Lisa Hirsch said...

I heard Goode play a solo recital at Zellerbach in the mid-90s sometime and remember thinking him pretty stop-and-go, without much of a sense of the large structures or line. Was the playing like that?

Civic Center said...

Dear Lisa: Sounds about right, though Kosman in the Chronicle this morning claims it was because Mr. Goode wasn't in agreement with Mr. Gilbert. Whatever.

Henry Holland said...

Ooohhh, hello Mr. Blonde Violinist With Glasses in the third picture from the...erm....bottom.

Sorry, nothing more profound to add than that.

Lisa Hirsch said...

I also like watching the Ruffalo look-alike!

The Mozart was dull, and after hearing Alan Gilbert in two Mozart and two Beethoven pieces in his 3 most recent appearances at SFS, I just don't want to hear him in much written between, say, 1780 and 1820. He's been excellent in 20th century music, and I'm guessing is good in 19th c. based on his Nielsen, which I liked a lot.

As for Stucky, I thought Son et Lumiere good but not anywhere near as good as the new Radical Light.

Axel Feldheim said...

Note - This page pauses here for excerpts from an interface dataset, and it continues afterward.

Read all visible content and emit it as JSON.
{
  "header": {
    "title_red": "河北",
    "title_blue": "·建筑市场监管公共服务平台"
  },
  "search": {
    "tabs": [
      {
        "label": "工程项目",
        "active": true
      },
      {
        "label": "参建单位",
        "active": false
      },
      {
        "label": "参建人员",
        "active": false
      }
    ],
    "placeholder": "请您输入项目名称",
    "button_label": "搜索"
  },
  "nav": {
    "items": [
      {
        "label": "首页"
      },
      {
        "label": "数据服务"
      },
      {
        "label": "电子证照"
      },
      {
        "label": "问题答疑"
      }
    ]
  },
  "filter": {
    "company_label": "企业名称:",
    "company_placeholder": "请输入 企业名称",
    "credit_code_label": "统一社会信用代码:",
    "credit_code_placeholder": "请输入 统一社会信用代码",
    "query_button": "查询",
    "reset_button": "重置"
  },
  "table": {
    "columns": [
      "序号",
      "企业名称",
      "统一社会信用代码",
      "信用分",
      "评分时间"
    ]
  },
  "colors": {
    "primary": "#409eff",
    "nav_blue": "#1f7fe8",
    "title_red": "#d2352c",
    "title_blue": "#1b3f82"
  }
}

I don't know who Ruffalo is, but I've noticed this violinist too. I have my doubts. The Symphony's string section plays very uniformly these days, but he often seems out of sync. He sometimes runs out of bow before the rest of the section. He starts his tremolo after a long down-bow wind-up, then seems to be going half the speed of the rest of the section. I suppose I find his playing a bit distracting visually, & I'm not sure if this is a good thing or not.

Lisa Hirsch said...

Mark Ruffalo: